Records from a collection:
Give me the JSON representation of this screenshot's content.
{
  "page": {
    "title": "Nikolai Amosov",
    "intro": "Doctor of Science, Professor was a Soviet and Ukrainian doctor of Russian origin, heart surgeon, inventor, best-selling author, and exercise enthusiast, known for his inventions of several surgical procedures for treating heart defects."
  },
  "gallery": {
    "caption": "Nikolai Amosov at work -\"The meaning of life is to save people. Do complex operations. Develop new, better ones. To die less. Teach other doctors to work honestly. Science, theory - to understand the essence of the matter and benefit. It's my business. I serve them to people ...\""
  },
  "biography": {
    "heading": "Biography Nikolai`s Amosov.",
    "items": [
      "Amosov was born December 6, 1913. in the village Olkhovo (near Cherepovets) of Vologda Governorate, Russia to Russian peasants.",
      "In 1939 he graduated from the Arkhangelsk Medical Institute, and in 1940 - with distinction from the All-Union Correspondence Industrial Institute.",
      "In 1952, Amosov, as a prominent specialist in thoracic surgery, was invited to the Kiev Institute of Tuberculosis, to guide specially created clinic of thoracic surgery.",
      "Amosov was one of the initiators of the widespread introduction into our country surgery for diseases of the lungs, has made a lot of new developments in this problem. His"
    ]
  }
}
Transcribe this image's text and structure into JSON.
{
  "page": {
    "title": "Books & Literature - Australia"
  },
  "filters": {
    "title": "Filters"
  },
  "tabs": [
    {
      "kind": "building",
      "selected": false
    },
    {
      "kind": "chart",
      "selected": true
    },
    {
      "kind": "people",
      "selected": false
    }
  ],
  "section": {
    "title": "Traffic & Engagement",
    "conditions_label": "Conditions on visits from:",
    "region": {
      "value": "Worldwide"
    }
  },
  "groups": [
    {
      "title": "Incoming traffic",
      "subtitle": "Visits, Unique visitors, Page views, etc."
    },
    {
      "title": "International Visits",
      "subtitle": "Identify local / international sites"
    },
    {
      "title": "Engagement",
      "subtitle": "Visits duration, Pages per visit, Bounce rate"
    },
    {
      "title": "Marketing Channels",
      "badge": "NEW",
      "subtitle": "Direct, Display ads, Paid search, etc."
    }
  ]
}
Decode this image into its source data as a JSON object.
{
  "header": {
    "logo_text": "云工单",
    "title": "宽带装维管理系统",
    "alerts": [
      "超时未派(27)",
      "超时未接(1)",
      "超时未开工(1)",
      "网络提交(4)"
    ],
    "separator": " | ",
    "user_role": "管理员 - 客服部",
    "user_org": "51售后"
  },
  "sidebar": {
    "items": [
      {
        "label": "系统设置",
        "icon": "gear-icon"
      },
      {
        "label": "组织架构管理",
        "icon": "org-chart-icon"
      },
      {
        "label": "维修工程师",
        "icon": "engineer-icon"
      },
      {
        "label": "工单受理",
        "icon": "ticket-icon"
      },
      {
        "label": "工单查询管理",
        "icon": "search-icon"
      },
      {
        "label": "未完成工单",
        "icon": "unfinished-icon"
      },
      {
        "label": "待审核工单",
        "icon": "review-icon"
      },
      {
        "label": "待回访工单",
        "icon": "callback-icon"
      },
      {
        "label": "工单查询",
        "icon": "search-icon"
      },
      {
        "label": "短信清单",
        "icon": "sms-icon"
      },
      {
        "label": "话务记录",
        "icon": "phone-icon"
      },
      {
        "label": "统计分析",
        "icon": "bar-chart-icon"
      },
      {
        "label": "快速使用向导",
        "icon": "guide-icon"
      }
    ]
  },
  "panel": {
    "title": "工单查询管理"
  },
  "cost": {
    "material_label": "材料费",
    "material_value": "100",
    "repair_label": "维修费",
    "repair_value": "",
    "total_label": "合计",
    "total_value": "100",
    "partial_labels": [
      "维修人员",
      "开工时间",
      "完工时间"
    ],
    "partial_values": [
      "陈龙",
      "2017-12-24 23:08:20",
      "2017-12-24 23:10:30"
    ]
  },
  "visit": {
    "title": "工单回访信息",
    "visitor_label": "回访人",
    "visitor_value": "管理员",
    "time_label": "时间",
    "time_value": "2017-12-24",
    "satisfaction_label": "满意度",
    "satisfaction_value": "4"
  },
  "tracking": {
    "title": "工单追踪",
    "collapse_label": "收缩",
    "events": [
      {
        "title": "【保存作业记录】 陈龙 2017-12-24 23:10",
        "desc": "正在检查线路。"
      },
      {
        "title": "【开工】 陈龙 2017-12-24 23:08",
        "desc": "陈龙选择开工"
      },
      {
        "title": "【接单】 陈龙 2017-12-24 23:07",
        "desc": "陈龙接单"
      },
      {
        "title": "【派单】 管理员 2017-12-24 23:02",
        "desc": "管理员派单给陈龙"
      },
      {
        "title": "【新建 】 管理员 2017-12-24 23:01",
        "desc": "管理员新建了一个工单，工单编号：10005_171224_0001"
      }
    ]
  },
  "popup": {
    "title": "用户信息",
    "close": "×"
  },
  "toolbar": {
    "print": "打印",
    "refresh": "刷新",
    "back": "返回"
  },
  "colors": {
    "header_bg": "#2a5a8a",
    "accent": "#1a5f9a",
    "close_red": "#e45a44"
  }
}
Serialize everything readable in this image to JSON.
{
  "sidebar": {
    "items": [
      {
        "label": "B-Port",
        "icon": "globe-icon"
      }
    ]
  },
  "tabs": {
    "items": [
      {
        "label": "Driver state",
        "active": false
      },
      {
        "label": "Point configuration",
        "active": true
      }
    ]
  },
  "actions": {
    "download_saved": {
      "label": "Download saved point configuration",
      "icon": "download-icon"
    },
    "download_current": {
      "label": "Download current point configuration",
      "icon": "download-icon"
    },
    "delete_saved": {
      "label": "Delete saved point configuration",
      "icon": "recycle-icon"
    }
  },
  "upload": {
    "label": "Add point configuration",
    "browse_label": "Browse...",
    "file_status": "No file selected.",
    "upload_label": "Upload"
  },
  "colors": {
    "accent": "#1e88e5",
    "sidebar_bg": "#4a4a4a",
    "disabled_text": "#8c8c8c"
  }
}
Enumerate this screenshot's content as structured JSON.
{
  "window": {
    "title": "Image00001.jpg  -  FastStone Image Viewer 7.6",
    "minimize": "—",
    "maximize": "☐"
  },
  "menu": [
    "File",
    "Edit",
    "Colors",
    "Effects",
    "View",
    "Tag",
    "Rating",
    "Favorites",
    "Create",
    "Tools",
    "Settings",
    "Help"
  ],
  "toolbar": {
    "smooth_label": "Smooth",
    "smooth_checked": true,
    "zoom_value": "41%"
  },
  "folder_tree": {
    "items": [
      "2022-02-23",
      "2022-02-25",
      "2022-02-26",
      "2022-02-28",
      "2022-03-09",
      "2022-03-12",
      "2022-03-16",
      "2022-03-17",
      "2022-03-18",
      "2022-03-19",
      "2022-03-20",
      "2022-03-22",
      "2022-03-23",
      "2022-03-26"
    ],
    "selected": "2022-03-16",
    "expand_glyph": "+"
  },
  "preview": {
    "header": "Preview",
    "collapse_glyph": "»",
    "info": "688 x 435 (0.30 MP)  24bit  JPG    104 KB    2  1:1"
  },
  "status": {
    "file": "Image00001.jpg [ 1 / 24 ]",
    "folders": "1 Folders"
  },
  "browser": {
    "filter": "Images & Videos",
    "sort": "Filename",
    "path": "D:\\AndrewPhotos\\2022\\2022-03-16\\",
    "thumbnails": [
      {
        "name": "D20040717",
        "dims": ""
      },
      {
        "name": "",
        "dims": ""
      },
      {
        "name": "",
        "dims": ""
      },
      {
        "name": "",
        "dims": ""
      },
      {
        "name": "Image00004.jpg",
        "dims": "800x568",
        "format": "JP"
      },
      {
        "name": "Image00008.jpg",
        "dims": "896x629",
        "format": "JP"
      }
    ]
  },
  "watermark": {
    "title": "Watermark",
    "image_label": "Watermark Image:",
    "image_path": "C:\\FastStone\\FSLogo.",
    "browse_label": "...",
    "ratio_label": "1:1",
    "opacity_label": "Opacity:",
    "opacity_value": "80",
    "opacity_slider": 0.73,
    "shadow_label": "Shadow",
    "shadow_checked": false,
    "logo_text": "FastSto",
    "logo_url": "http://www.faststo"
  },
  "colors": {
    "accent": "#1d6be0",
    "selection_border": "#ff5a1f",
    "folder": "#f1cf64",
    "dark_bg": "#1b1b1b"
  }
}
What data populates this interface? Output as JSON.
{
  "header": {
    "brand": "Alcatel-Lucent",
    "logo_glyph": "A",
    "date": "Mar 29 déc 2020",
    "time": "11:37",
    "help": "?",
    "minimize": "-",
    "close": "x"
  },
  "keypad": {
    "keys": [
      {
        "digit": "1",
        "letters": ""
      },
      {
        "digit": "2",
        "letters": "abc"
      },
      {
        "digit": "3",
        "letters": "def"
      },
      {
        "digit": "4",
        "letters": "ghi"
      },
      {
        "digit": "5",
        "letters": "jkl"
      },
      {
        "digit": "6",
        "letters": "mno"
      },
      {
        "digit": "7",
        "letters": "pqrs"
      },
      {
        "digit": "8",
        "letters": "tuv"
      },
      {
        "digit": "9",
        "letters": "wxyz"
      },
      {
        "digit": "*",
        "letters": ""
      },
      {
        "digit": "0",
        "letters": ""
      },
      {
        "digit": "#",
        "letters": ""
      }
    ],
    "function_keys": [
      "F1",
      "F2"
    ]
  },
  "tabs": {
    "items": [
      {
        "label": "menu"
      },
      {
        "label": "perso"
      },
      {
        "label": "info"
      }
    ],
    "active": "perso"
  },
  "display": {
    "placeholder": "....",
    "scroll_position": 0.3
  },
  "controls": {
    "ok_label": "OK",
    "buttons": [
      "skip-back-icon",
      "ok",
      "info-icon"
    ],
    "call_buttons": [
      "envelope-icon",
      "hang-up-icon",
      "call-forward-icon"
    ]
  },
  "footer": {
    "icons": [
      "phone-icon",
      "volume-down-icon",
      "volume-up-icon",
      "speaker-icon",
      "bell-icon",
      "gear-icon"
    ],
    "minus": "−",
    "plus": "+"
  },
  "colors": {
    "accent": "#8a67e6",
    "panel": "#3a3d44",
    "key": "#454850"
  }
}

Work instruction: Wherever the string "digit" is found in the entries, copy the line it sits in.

Written solution:
        "digit": "1",
        "digit": "2",
        "digit": "3",
        "digit": "4",
        "digit": "5",
        "digit": "6",
        "digit": "7",
        "digit": "8",
        "digit": "9",
        "digit": "*",
        "digit": "0",
        "digit": "#",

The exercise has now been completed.